A specified query statement is executed at the specified check frequency based on the specified time range to query data. The query result is used and calculated as a parameter in the trigger condition. If the calculation result of the trigger condition is true, an alert is triggered. This topic describes the timeliness of alert monitoring.

The timeliness of alert monitoring has the following features:
  • When you create an alert monitoring rule, we recommend that you do not set the time range for a query to the same relative time that is specified for the Check Frequency parameter.

    For example, the time range is set to 1 Minute(Relative), and the Check Frequency parameter is set to Fixed Interval 1 Minutes.

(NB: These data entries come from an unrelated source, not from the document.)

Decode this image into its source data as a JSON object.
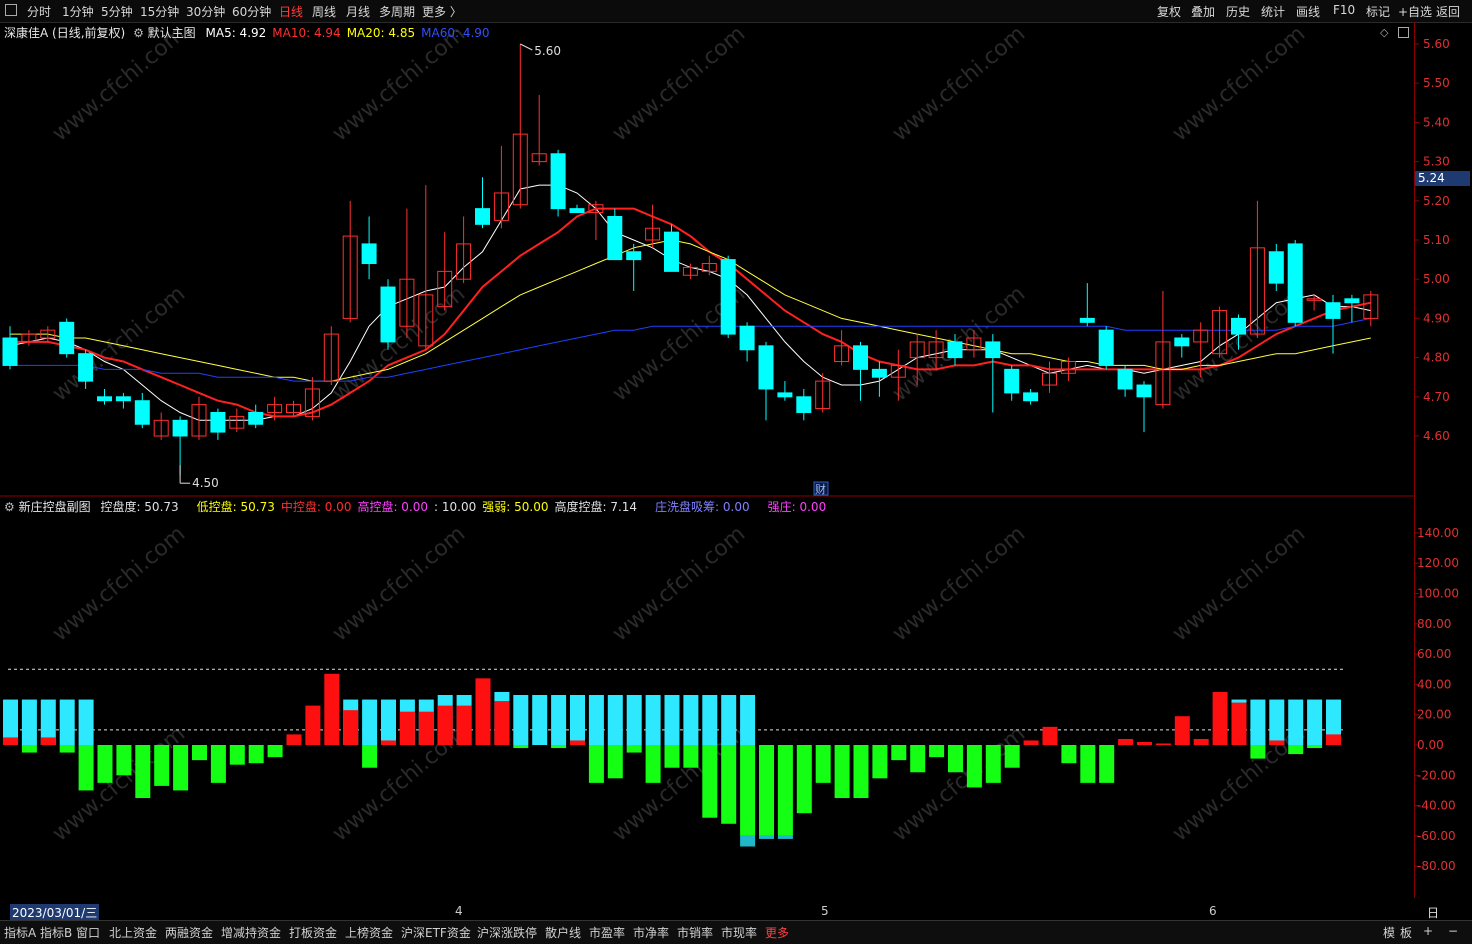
{
  "toolbar": {
    "periods": [
      "分时",
      "1分钟",
      "5分钟",
      "15分钟",
      "30分钟",
      "60分钟",
      "日线",
      "周线",
      "月线",
      "多周期",
      "更多 〉"
    ],
    "active_period": "日线",
    "tools": [
      "复权",
      "叠加",
      "历史",
      "统计",
      "画线",
      "F10",
      "标记",
      "+自选",
      "返回"
    ]
  },
  "main_chart": {
    "stock": "深康佳A",
    "mode": "(日线,前复权)",
    "indicator_name": "默认主图",
    "ma": [
      {
        "label": "MA5: 4.92",
        "color": "#ffffff"
      },
      {
        "label": "MA10: 4.94",
        "color": "#ff3030"
      },
      {
        "label": "MA20: 4.85",
        "color": "#ffff00"
      },
      {
        "label": "MA60: 4.90",
        "color": "#3050ff"
      }
    ],
    "high_marker": "5.60",
    "low_marker": "4.50",
    "current_price": "5.24",
    "finance_marker": "财",
    "y_ticks": [
      "5.60",
      "5.50",
      "5.40",
      "5.30",
      "5.20",
      "5.10",
      "5.00",
      "4.90",
      "4.80",
      "4.70",
      "4.60"
    ]
  },
  "sub_chart": {
    "indicator_name": "新庄控盘副图",
    "fields": [
      {
        "label": "控盘度: 50.73",
        "color": "#e0e0e0"
      },
      {
        "label": "低控盘: 50.73",
        "color": "#ffff00"
      },
      {
        "label": "中控盘: 0.00",
        "color": "#ff3030"
      },
      {
        "label": "高控盘: 0.00",
        "color": "#ff40ff"
      },
      {
        "label": ": 10.00",
        "color": "#e0e0e0"
      },
      {
        "label": "强弱: 50.00",
        "color": "#ffff00"
      },
      {
        "label": "高度控盘: 7.14",
        "color": "#e0e0e0"
      },
      {
        "label": "庄洗盘吸筹: 0.00",
        "color": "#8080ff"
      },
      {
        "label": "强庄: 0.00",
        "color": "#ff40ff"
      }
    ],
    "y_ticks": [
      "140.00",
      "120.00",
      "100.00",
      "80.00",
      "60.00",
      "40.00",
      "20.00",
      "0.00",
      "-20.00",
      "-40.00",
      "-60.00",
      "-80.00"
    ]
  },
  "chart_data": {
    "type": "candlestick",
    "title": "深康佳A (日线,前复权)",
    "ylim": [
      4.5,
      5.65
    ],
    "candles": [
      [
        4.85,
        4.78,
        4.88,
        4.77
      ],
      [
        4.84,
        4.86,
        4.87,
        4.83
      ],
      [
        4.85,
        4.87,
        4.88,
        4.84
      ],
      [
        4.89,
        4.81,
        4.9,
        4.8
      ],
      [
        4.81,
        4.74,
        4.82,
        4.72
      ],
      [
        4.7,
        4.69,
        4.72,
        4.68
      ],
      [
        4.7,
        4.69,
        4.71,
        4.67
      ],
      [
        4.69,
        4.63,
        4.71,
        4.62
      ],
      [
        4.6,
        4.64,
        4.66,
        4.59
      ],
      [
        4.64,
        4.6,
        4.65,
        4.5
      ],
      [
        4.6,
        4.68,
        4.7,
        4.59
      ],
      [
        4.66,
        4.61,
        4.67,
        4.59
      ],
      [
        4.62,
        4.65,
        4.67,
        4.61
      ],
      [
        4.66,
        4.63,
        4.68,
        4.62
      ],
      [
        4.66,
        4.68,
        4.7,
        4.64
      ],
      [
        4.66,
        4.68,
        4.69,
        4.65
      ],
      [
        4.65,
        4.72,
        4.75,
        4.64
      ],
      [
        4.74,
        4.86,
        4.88,
        4.73
      ],
      [
        4.9,
        5.11,
        5.2,
        4.89
      ],
      [
        5.09,
        5.04,
        5.16,
        5.0
      ],
      [
        4.98,
        4.84,
        5.0,
        4.82
      ],
      [
        4.88,
        5.0,
        5.18,
        4.85
      ],
      [
        4.83,
        4.96,
        5.24,
        4.82
      ],
      [
        4.93,
        5.02,
        5.12,
        4.92
      ],
      [
        5.0,
        5.09,
        5.16,
        4.99
      ],
      [
        5.18,
        5.14,
        5.26,
        5.13
      ],
      [
        5.15,
        5.22,
        5.34,
        5.13
      ],
      [
        5.19,
        5.37,
        5.6,
        5.18
      ],
      [
        5.3,
        5.32,
        5.47,
        5.29
      ],
      [
        5.32,
        5.18,
        5.33,
        5.16
      ],
      [
        5.18,
        5.17,
        5.19,
        5.17
      ],
      [
        5.17,
        5.19,
        5.2,
        5.1
      ],
      [
        5.16,
        5.05,
        5.18,
        5.05
      ],
      [
        5.07,
        5.05,
        5.09,
        4.97
      ],
      [
        5.1,
        5.13,
        5.19,
        5.08
      ],
      [
        5.12,
        5.02,
        5.14,
        5.02
      ],
      [
        5.01,
        5.03,
        5.04,
        5.0
      ],
      [
        5.02,
        5.04,
        5.06,
        5.01
      ],
      [
        5.05,
        4.86,
        5.06,
        4.85
      ],
      [
        4.88,
        4.82,
        4.89,
        4.79
      ],
      [
        4.83,
        4.72,
        4.84,
        4.64
      ],
      [
        4.71,
        4.7,
        4.74,
        4.69
      ],
      [
        4.7,
        4.66,
        4.72,
        4.64
      ],
      [
        4.67,
        4.74,
        4.76,
        4.66
      ],
      [
        4.79,
        4.83,
        4.87,
        4.78
      ],
      [
        4.83,
        4.77,
        4.84,
        4.69
      ],
      [
        4.77,
        4.75,
        4.79,
        4.7
      ],
      [
        4.75,
        4.78,
        4.82,
        4.69
      ],
      [
        4.8,
        4.84,
        4.86,
        4.73
      ],
      [
        4.8,
        4.84,
        4.87,
        4.77
      ],
      [
        4.84,
        4.8,
        4.86,
        4.78
      ],
      [
        4.82,
        4.85,
        4.87,
        4.8
      ],
      [
        4.84,
        4.8,
        4.86,
        4.66
      ],
      [
        4.77,
        4.71,
        4.78,
        4.69
      ],
      [
        4.71,
        4.69,
        4.72,
        4.68
      ],
      [
        4.73,
        4.76,
        4.79,
        4.71
      ],
      [
        4.76,
        4.79,
        4.8,
        4.74
      ],
      [
        4.9,
        4.89,
        4.99,
        4.88
      ],
      [
        4.87,
        4.78,
        4.88,
        4.77
      ],
      [
        4.77,
        4.72,
        4.78,
        4.7
      ],
      [
        4.73,
        4.7,
        4.74,
        4.61
      ],
      [
        4.68,
        4.84,
        4.97,
        4.67
      ],
      [
        4.85,
        4.83,
        4.86,
        4.8
      ],
      [
        4.84,
        4.87,
        4.89,
        4.75
      ],
      [
        4.81,
        4.92,
        4.93,
        4.8
      ],
      [
        4.9,
        4.86,
        4.91,
        4.82
      ],
      [
        4.86,
        5.08,
        5.2,
        4.85
      ],
      [
        5.07,
        4.99,
        5.09,
        4.97
      ],
      [
        5.09,
        4.89,
        5.1,
        4.88
      ],
      [
        4.95,
        4.95,
        4.96,
        4.92
      ],
      [
        4.94,
        4.9,
        4.96,
        4.81
      ],
      [
        4.95,
        4.94,
        4.96,
        4.89
      ],
      [
        4.9,
        4.96,
        4.97,
        4.88
      ]
    ],
    "ma_series": [
      {
        "name": "MA5",
        "color": "#ffffff",
        "values": [
          4.83,
          4.84,
          4.85,
          4.84,
          4.82,
          4.79,
          4.77,
          4.73,
          4.69,
          4.66,
          4.64,
          4.64,
          4.64,
          4.64,
          4.65,
          4.65,
          4.67,
          4.71,
          4.79,
          4.88,
          4.93,
          4.95,
          4.97,
          4.98,
          5.03,
          5.07,
          5.15,
          5.23,
          5.24,
          5.24,
          5.22,
          5.18,
          5.12,
          5.1,
          5.08,
          5.05,
          5.03,
          5.02,
          5.0,
          4.96,
          4.9,
          4.84,
          4.79,
          4.75,
          4.73,
          4.73,
          4.74,
          4.77,
          4.8,
          4.81,
          4.82,
          4.82,
          4.82,
          4.8,
          4.78,
          4.76,
          4.77,
          4.78,
          4.77,
          4.77,
          4.76,
          4.77,
          4.78,
          4.79,
          4.83,
          4.86,
          4.9,
          4.94,
          4.95,
          4.96,
          4.93,
          4.93,
          4.92
        ]
      },
      {
        "name": "MA10",
        "color": "#ff2020",
        "values": [
          4.84,
          4.84,
          4.84,
          4.83,
          4.82,
          4.8,
          4.79,
          4.77,
          4.75,
          4.73,
          4.71,
          4.69,
          4.68,
          4.66,
          4.65,
          4.65,
          4.66,
          4.68,
          4.71,
          4.74,
          4.78,
          4.8,
          4.82,
          4.86,
          4.92,
          4.98,
          5.02,
          5.06,
          5.09,
          5.12,
          5.16,
          5.18,
          5.18,
          5.18,
          5.16,
          5.14,
          5.11,
          5.07,
          5.04,
          5.0,
          4.96,
          4.92,
          4.89,
          4.86,
          4.84,
          4.81,
          4.79,
          4.78,
          4.77,
          4.77,
          4.78,
          4.78,
          4.79,
          4.78,
          4.78,
          4.77,
          4.77,
          4.77,
          4.77,
          4.77,
          4.77,
          4.77,
          4.77,
          4.77,
          4.78,
          4.8,
          4.83,
          4.86,
          4.88,
          4.9,
          4.92,
          4.93,
          4.94
        ]
      },
      {
        "name": "MA20",
        "color": "#ffff40",
        "values": [
          4.86,
          4.86,
          4.86,
          4.85,
          4.85,
          4.84,
          4.83,
          4.82,
          4.81,
          4.8,
          4.79,
          4.78,
          4.77,
          4.76,
          4.75,
          4.75,
          4.74,
          4.74,
          4.75,
          4.76,
          4.77,
          4.79,
          4.81,
          4.84,
          4.87,
          4.9,
          4.93,
          4.96,
          4.98,
          5.0,
          5.02,
          5.04,
          5.06,
          5.08,
          5.09,
          5.1,
          5.09,
          5.07,
          5.05,
          5.02,
          4.99,
          4.96,
          4.94,
          4.92,
          4.9,
          4.89,
          4.88,
          4.87,
          4.86,
          4.85,
          4.84,
          4.83,
          4.82,
          4.81,
          4.81,
          4.8,
          4.79,
          4.79,
          4.78,
          4.78,
          4.78,
          4.77,
          4.77,
          4.78,
          4.78,
          4.79,
          4.8,
          4.81,
          4.81,
          4.82,
          4.83,
          4.84,
          4.85
        ]
      },
      {
        "name": "MA60",
        "color": "#2040ff",
        "values": [
          4.78,
          4.78,
          4.78,
          4.78,
          4.78,
          4.77,
          4.77,
          4.77,
          4.76,
          4.76,
          4.76,
          4.75,
          4.75,
          4.75,
          4.75,
          4.74,
          4.74,
          4.74,
          4.74,
          4.75,
          4.75,
          4.76,
          4.77,
          4.78,
          4.79,
          4.8,
          4.81,
          4.82,
          4.83,
          4.84,
          4.85,
          4.86,
          4.87,
          4.87,
          4.88,
          4.88,
          4.88,
          4.88,
          4.88,
          4.88,
          4.88,
          4.88,
          4.88,
          4.88,
          4.88,
          4.88,
          4.88,
          4.88,
          4.88,
          4.88,
          4.88,
          4.88,
          4.88,
          4.88,
          4.88,
          4.88,
          4.88,
          4.88,
          4.88,
          4.87,
          4.87,
          4.87,
          4.87,
          4.87,
          4.87,
          4.87,
          4.87,
          4.87,
          4.88,
          4.88,
          4.88,
          4.89,
          4.9
        ]
      }
    ],
    "sub_chart": {
      "ylim": [
        -90,
        150
      ],
      "dashed_lines": [
        50,
        10
      ],
      "bars": [
        [
          30,
          5
        ],
        [
          30,
          -5
        ],
        [
          30,
          5
        ],
        [
          30,
          -5
        ],
        [
          30,
          -30
        ],
        [
          0,
          -25
        ],
        [
          0,
          -20
        ],
        [
          0,
          -35
        ],
        [
          0,
          -27
        ],
        [
          0,
          -30
        ],
        [
          0,
          -10
        ],
        [
          0,
          -25
        ],
        [
          0,
          -13
        ],
        [
          0,
          -12
        ],
        [
          0,
          -8
        ],
        [
          0,
          7
        ],
        [
          0,
          26
        ],
        [
          0,
          47
        ],
        [
          30,
          23
        ],
        [
          30,
          -15
        ],
        [
          30,
          3
        ],
        [
          30,
          22
        ],
        [
          30,
          22
        ],
        [
          33,
          26
        ],
        [
          33,
          26
        ],
        [
          30,
          44
        ],
        [
          35,
          29
        ],
        [
          33,
          -2
        ],
        [
          33,
          0
        ],
        [
          33,
          -2
        ],
        [
          33,
          3
        ],
        [
          33,
          -25
        ],
        [
          33,
          -22
        ],
        [
          33,
          -5
        ],
        [
          33,
          -25
        ],
        [
          33,
          -15
        ],
        [
          33,
          -15
        ],
        [
          33,
          -48
        ],
        [
          33,
          -52
        ],
        [
          33,
          -67
        ],
        [
          0,
          -62
        ],
        [
          0,
          -62
        ],
        [
          0,
          -45
        ],
        [
          0,
          -25
        ],
        [
          0,
          -35
        ],
        [
          0,
          -35
        ],
        [
          0,
          -22
        ],
        [
          0,
          -10
        ],
        [
          0,
          -18
        ],
        [
          0,
          -8
        ],
        [
          0,
          -18
        ],
        [
          0,
          -28
        ],
        [
          0,
          -25
        ],
        [
          0,
          -15
        ],
        [
          0,
          3
        ],
        [
          0,
          12
        ],
        [
          0,
          -12
        ],
        [
          0,
          -25
        ],
        [
          0,
          -25
        ],
        [
          0,
          4
        ],
        [
          0,
          2
        ],
        [
          0,
          1
        ],
        [
          0,
          19
        ],
        [
          0,
          4
        ],
        [
          0,
          35
        ],
        [
          30,
          28
        ],
        [
          30,
          -9
        ],
        [
          30,
          3
        ],
        [
          30,
          -6
        ],
        [
          30,
          -2
        ],
        [
          30,
          7
        ]
      ]
    },
    "x_labels": [
      "2023/03/01/三",
      "4",
      "5",
      "6"
    ],
    "x_period_label": "日线"
  },
  "bottom_tabs": [
    "指标A",
    "指标B",
    "窗口",
    "北上资金",
    "两融资金",
    "增减持资金",
    "打板资金",
    "上榜资金",
    "沪深ETF资金",
    "沪深涨跌停",
    "散户线",
    "市盈率",
    "市净率",
    "市销率",
    "市现率",
    "更多"
  ],
  "bottom_right": [
    "模",
    "板",
    "+",
    "−"
  ],
  "watermark": "www.cfchi.com"
}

    In this example, the Check Frequency parameter is set to Fixed Interval 1 Minutes. After data is written to Log Service, latency exists before the data can be queried. Even if the latency is low, you may still fail to query all of the data For example, the alert monitoring rule is executed at 12:03:30 and the time range is set to 1 Minute(Relative), this indicates that the time range is [12:02:30, 12:03:30). Logs that are written to Log Service at 12:03:29 may not be queried at 12:03:30.
    • If you have high requirements on alert accuracy, such as no duplicate alerts and no missing alerts, you can set the time range to an earlier period. You can set a new time range whose start time and end time are 10 to 70 seconds earlier than the original ones. For example, the alert monitoring rule is executed at 12:03:30. In this case, you can set the time range to [12:02:20,12:03:20) that is 10 seconds earlier. This prevents missing alerts that are caused by indexing latency.
    • If you have high requirements on real-time performance, you can set the time range to an earlier period. For example, you want to receive alert notifications at once alerts are triggered regardless of duplicate alerts. In this case, you can set a new time range whose start time is 0 to 70 seconds earlier than the original one. For example, the alert monitoring rule is executed at 12:03:30. You can set the time range to 70Seconds(Relative), this indicates that the time range is [12:02:20,12:03:30).
  • When the logs that are generated at different points in time within the same minute are written at the same time, an issue may occur. In this case, the indexes of the later logs may be written to the point in time of the earlier logs. This issue occurs due to the method that Log Service uses to build indexes.
    For example, the alert monitoring rule is executed at 12:03:30 and the time range is set to 1 Minute(Relative), this indicates that the time range is [12:02:30, 12:03:30). Multiple log entries are written at 12:02:50 and these log entries are generated at different points in time within the same minute, for example, 12:02:20 and 12:02:50. In this case, the indexes of these log entries may be written to the point in time 12:02:20. However, this may result in an issue that no log entries can be queried in the time range [12:02:30,12:03:30).
    • If you have high requirements on alert accuracy, such as no duplicate alerts and no missing alerts, you can set the time range to a time frame. You can set the time range to 1 Minute(Time Frame), 5 Minutes(Time Frame), or 1 Hour(Time Frame). Then, you can set the Check Frequency parameter to the same time period, for example, 1 Minutes, 5 Minutes, or 1 Hours.
    • If you have high requirements on real-time performance, we recommend that you set the time range to a specific period. The specific period includes at least the 1 minute that is earlier than the current time. This allows you to receive alert notifications at once alerts are triggered regardless of duplicate alerts. For example, the alert monitoring rule is executed at 12:03:30. If you set the time range to 90Minutes(Relative), this indicates that the time range is [12:02:00,12:03:30). Then, you can set the Check Frequency parameter to 1 Minutes.